University of Adelaide researchers were inspired by everything from chocolate biscuits and Doctor Who aliens when choosing names for 10 new species of wasps.
“I named one wasp Sathon oreo as the antennae are dark brown with a thick white stripe in the middle… like an Oreo chocolate biscuit,” says Dr Erinn Fagan-Jeffries from the University of Adelaide’s School of Biological Sciences.
While the new species Choeras zygon is named for the Zygon race of aliens in Doctor Who.
“Zygon aliens consume their host whilst inhabiting them, a trait particularly relevant to parasitic wasps,” says Dr Fagan-Jeffries.
These wasps inject their eggs into live caterpillars, and the baby wasps slowly eat the caterpillar from the inside out. As gruesome as it sounds, they are very important in ecosystems for regulating native caterpillar populations.

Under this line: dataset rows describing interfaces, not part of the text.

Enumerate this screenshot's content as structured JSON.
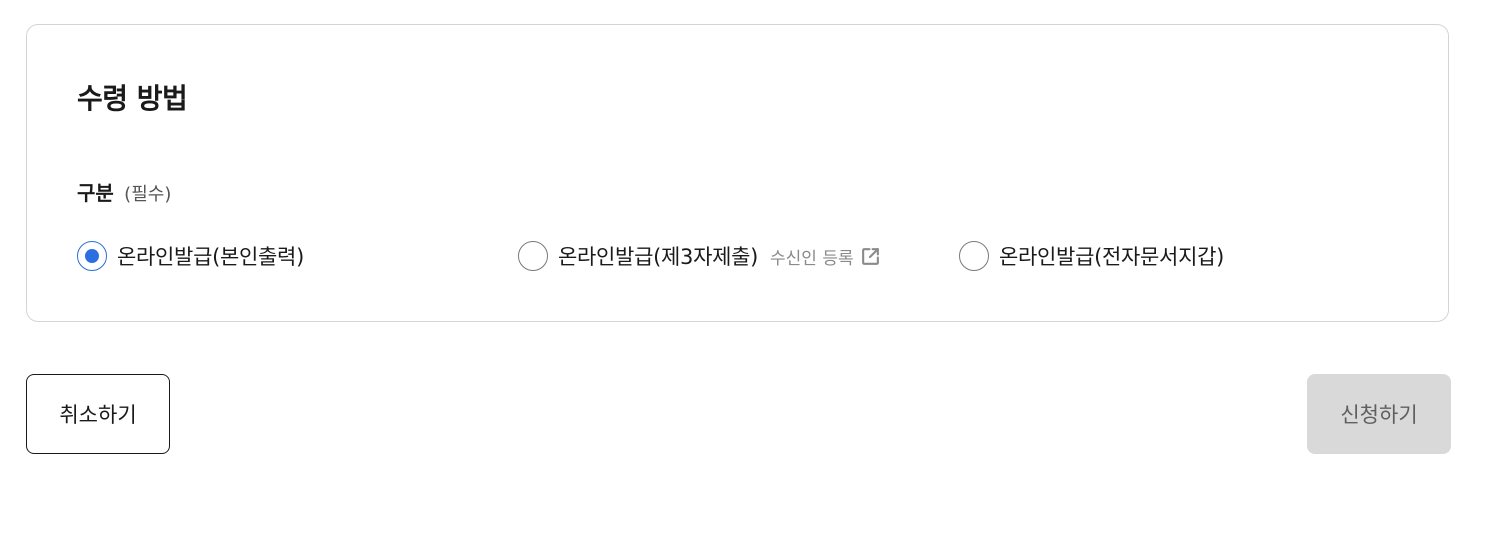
{
  "section": {
    "title": "수령 방법"
  },
  "field": {
    "label": "구분",
    "required": "(필수)"
  },
  "options": [
    {
      "label": "온라인발급(본인출력)",
      "checked": true
    },
    {
      "label": "온라인발급(제3자제출)",
      "checked": false,
      "link_label": "수신인 등록"
    },
    {
      "label": "온라인발급(전자문서지갑)",
      "checked": false
    }
  ],
  "buttons": {
    "cancel_label": "취소하기",
    "submit_label": "신청하기"
  },
  "colors": {
    "accent": "#2b6fe0",
    "disabled_bg": "#d9d9d9",
    "border": "#d4d4d4"
  }
}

One of the new wasps, Choeras bushblitz, takes its name from the Bush Blitz species discovery program, a unique multi-million dollar partnership between the Australian Government, BHP and Earthwatch Australia to document plants and animals across Australia.
“Less than 10% of this group of wasps have scientific names, which is why programs like Bush Blitz are so vital. We have discovered over 1,660 new species since 2010, and 17 of those are wasps,” says Jo Harding Bush Blitz Manager.
Taxonomy, the scientific discipline of describing new species, is vital for understanding and documenting the living things around us. “Until taxonomists name and formally describe a species, it is difficult for other researchers, such as those working in conservation, or biological control, to do anything with it,” says Ms Harding.
Inspirational taxonomists and entomologists that helped Dr Fagan-Jeffries collect vital specimens for this research, as well as those who feature prominently throughout her career, were also honoured with species named after them.
“I always loved insects in school, and I had a lot of incredible support from entomologists, back then and also during my PhD, who fuelled my passion for following a scientific career path,” Dr Fagan-Jeffries says. “Naming species after those people is just a tiny way of saying thank you.”
Species named after researchers include Dolichogenidea brabyi, Dolichogenidea garytaylori, Dolichogenidea forrestae and Dolichogenidea kelleri, after entomologists Michael Braby, Gary Taylor, Jan Forrest and Michael Keller.
University of Adelaide. .